- **Input data**

────────────────────────────────────────

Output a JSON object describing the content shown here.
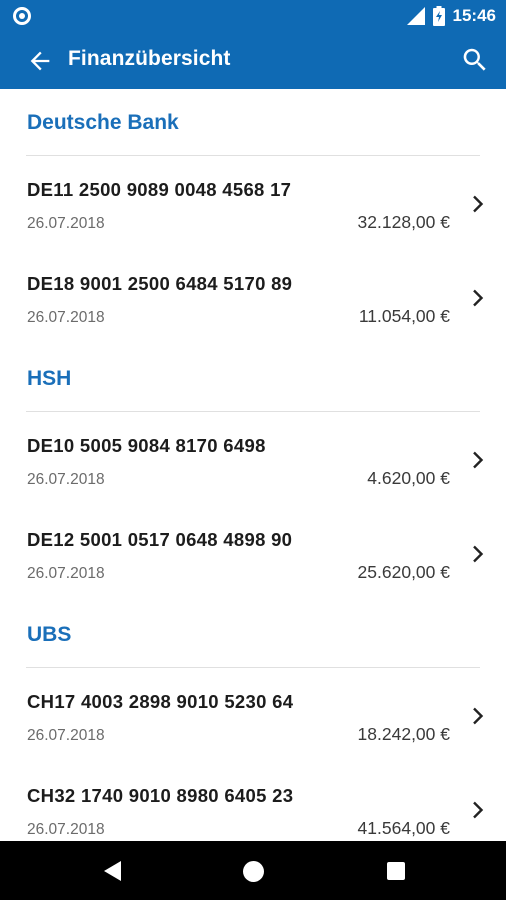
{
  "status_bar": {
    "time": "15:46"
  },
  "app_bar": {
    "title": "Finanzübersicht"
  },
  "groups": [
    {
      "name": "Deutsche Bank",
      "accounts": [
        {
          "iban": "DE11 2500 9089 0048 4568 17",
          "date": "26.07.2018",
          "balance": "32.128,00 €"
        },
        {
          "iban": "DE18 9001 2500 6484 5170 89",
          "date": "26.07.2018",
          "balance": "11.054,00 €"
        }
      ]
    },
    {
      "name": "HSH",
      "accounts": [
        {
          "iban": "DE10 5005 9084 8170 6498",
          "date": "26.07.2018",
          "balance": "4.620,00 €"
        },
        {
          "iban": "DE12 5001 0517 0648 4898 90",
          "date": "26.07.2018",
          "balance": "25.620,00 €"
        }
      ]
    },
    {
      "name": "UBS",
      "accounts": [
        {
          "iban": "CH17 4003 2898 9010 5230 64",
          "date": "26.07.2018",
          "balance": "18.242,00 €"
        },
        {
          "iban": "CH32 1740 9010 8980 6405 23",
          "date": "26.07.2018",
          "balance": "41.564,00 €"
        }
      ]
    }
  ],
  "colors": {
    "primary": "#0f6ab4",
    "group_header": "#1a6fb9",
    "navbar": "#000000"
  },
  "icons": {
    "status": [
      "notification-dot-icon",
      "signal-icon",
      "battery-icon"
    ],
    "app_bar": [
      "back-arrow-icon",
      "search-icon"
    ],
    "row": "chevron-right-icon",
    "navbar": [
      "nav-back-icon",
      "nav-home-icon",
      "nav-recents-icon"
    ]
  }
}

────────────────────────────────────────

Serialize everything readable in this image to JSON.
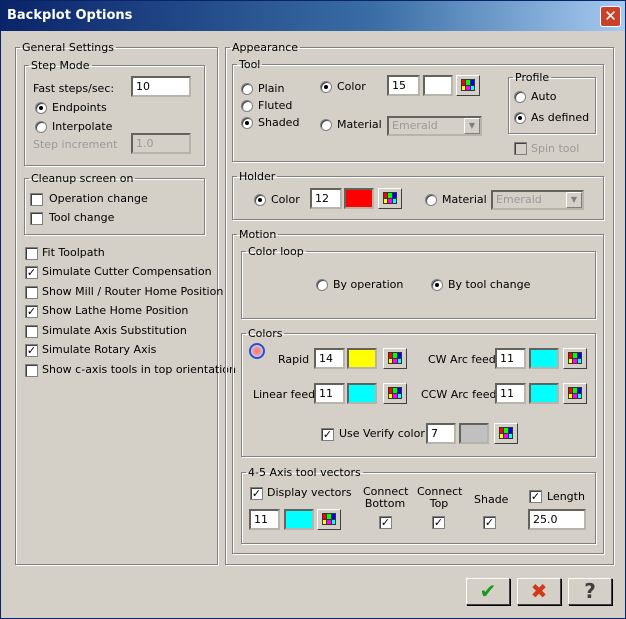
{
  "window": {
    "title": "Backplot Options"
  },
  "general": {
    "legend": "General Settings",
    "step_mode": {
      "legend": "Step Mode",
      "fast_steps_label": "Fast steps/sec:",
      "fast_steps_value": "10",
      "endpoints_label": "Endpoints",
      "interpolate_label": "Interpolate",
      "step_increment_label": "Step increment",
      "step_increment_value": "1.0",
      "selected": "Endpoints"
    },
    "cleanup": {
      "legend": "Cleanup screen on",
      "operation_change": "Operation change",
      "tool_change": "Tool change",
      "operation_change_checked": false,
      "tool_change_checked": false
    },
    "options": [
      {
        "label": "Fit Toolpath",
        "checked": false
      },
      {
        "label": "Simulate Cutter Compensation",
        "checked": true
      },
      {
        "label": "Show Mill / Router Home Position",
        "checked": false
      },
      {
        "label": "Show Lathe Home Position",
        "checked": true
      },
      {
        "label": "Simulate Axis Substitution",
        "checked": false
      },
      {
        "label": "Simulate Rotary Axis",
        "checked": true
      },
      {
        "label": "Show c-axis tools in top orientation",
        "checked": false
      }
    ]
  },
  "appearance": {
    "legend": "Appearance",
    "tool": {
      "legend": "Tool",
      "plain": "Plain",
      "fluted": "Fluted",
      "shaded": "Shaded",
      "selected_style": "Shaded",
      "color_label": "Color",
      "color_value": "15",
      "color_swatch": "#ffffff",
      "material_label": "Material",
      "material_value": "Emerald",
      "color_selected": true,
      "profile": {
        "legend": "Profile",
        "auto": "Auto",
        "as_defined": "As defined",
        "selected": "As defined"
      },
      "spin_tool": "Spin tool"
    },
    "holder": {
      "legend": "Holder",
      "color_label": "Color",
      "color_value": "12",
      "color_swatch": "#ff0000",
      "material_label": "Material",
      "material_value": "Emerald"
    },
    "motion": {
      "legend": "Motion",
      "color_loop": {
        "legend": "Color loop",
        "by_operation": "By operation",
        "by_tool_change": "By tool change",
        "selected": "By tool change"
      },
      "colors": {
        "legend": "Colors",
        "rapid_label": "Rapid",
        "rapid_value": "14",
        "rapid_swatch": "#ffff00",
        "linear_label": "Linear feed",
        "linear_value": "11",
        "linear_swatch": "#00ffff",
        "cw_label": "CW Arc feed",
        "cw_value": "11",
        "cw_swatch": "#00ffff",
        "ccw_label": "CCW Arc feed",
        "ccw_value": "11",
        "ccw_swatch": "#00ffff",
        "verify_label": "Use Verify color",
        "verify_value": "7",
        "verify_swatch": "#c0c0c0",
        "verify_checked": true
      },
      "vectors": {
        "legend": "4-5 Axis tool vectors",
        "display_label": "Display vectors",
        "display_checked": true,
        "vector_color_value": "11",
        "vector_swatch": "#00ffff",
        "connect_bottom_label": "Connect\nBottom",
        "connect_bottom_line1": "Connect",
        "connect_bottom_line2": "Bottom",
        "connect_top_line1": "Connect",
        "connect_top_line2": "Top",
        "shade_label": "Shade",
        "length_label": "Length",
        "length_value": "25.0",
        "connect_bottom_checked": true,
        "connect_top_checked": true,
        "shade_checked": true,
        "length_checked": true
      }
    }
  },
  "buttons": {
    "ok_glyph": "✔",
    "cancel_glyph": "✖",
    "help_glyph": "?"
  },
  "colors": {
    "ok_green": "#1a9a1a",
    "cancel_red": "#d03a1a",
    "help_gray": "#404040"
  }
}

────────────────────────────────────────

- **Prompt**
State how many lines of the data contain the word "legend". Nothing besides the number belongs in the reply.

- **Exercise solution**
11